If you want to keep food in your dorm that would need to be heated/refrigerated, check out the “Residential Life” section above to help you get started requesting appropriate food storage for your dorm (e.g., microwave, fridge, minifridge, etc.)!
Alcohol and parties can be a common part of college life for many students. Alcohol will affect everyone differently, so only you will know how much it affects your symptoms or IBD. It’s a known irritant to the gastrointestinal tract and could make inflammation or symptoms worse.
When drinking, you also are at a higher risk of becoming dehydrated, which is especially concerning if you are already prone to dehydration. There is also a risk of interaction with some medications, so be sure to discuss this with your doctor or pharmacist. And, of course, you should avoid any alcohol until you are legally allowed to drink it.
Think about balance
One huge thing to consider as you prepare for and start college is balance. It can be common to want to do everything and join everything and never rest! Finding balance is never easy, but especially with IBD, it’s important to think through thinking through how much to do versus how much rest you need.
There may be some natural trial and error here — that’s completely normal! But, if you feel you’re struggling, reach out to friends or campus services for support, and don’t be shy about asking for help.
Take small social steps
Another common concern is having difficulty finding things to join and participate in. Take it slowly. Think of one new thing you’d like to try each week (this could be attending a club meeting, making a study date with a new friend, or attending a show).
Reflect on what you are interested in and passionate about. This can help guide your choices! It can take time to find your social stride in college, so be patient with yourself.
Be proactive in your self-care
Whatever your social life looks like as you transition into college, it is always essential to prioritize your self-care. Self-care looks different for everybody.
For some, it is mindfulness, yoga, meditation, or journaling.
For others, it is taking a moment to breathe, take a mindful walk, or mindfully make a meal or a snack.
Think about scheduling your self-care the same way you would schedule class or meetings. It’s that important!

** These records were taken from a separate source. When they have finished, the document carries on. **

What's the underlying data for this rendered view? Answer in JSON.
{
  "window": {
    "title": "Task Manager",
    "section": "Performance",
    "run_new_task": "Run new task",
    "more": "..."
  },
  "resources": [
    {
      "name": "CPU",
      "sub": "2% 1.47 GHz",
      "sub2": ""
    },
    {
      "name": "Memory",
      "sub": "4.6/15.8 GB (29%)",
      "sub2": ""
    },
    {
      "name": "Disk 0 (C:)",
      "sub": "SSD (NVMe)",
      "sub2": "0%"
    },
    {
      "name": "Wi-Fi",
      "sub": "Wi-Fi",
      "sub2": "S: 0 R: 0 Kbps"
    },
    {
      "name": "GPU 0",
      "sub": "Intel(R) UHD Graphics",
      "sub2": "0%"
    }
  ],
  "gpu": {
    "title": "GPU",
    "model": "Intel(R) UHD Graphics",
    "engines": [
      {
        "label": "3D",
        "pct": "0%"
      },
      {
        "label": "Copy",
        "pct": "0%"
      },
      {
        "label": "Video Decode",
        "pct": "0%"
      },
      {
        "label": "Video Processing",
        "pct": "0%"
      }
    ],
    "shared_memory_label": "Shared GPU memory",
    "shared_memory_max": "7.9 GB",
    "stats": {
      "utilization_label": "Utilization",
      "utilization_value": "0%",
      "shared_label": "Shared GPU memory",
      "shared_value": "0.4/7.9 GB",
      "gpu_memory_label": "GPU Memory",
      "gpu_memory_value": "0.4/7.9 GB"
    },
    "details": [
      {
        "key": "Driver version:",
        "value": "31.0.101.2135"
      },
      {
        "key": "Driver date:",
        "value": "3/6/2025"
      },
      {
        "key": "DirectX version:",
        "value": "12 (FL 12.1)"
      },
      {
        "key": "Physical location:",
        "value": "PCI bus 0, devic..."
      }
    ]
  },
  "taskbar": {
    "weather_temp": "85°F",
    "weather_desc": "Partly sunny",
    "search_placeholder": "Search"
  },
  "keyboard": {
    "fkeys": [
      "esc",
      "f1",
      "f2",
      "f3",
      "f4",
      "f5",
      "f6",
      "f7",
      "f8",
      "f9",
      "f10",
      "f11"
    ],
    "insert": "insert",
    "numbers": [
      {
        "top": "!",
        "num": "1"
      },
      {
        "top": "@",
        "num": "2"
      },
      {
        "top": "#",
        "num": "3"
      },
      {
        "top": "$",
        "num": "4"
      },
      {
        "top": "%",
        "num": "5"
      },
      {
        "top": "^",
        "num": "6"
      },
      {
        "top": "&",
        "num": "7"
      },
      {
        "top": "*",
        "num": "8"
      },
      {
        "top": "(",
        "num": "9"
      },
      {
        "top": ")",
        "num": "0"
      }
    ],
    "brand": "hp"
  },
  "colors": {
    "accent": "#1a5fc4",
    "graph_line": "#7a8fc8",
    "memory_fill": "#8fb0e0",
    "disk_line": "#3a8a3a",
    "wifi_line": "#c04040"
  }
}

Maybe the most important to remember is that you are not alone in this process! Starting college with IBD is an exciting and complex time all at once. Don’t hesitate to reach out to your support systems for help and be proactive! You can also use some of the great resources below for additional information on any of the above.